Prompt -> Each line of the records below that holds "type" should be copied out.

Input material ->
<<<<

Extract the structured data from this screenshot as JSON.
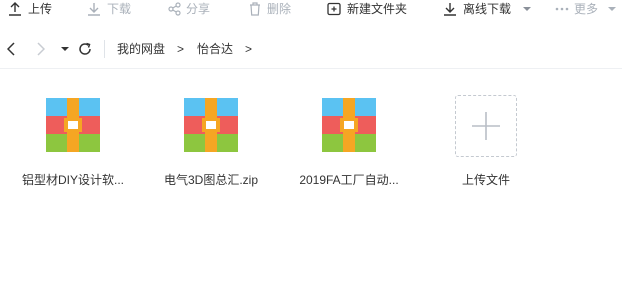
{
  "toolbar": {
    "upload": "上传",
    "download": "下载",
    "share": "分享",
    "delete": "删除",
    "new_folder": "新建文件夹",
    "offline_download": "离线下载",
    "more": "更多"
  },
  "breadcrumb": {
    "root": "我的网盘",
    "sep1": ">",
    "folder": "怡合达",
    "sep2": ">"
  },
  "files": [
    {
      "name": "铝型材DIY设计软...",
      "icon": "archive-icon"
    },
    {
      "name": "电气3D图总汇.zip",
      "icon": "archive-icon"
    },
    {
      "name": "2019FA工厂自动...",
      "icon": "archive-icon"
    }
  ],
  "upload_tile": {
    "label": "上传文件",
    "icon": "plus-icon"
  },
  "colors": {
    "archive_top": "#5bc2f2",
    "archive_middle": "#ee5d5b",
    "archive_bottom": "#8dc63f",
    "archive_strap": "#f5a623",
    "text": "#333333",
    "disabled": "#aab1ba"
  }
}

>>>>
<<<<

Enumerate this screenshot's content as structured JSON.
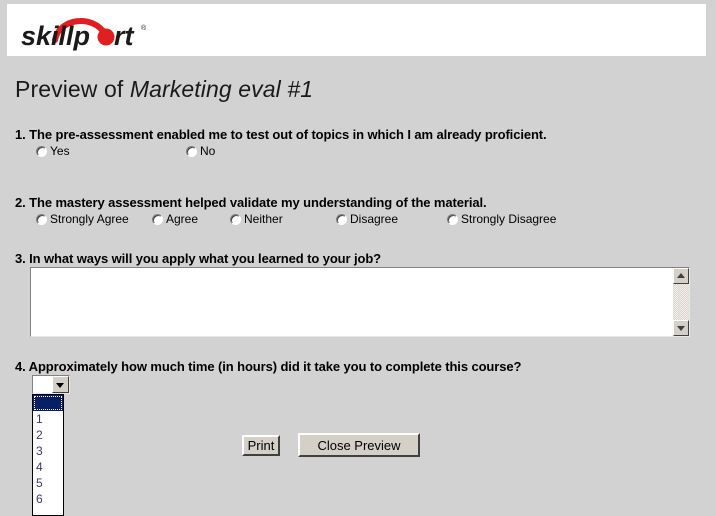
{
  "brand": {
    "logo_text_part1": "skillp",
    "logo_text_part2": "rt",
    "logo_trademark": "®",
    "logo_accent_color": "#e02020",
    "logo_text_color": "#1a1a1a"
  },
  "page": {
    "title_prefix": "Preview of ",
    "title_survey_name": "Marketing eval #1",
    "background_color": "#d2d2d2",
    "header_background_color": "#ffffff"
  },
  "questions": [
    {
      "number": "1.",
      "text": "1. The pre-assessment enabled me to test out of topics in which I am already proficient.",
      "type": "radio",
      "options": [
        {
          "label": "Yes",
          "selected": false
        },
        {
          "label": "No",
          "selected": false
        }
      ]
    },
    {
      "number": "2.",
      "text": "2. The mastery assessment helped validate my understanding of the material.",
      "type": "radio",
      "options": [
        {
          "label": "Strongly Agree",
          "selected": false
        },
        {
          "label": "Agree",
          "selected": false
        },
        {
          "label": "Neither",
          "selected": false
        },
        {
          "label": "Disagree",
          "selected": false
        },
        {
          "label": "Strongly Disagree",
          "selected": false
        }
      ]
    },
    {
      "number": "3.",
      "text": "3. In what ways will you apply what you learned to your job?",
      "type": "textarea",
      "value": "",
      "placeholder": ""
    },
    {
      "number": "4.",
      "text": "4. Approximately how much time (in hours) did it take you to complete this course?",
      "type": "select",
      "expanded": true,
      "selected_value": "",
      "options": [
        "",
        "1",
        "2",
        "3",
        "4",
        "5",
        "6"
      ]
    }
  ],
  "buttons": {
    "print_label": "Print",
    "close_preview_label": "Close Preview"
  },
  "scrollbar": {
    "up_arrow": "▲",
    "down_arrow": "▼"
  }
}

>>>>

Worked solution ->
      "type": "radio",
      "type": "radio",
      "type": "textarea",
      "type": "select",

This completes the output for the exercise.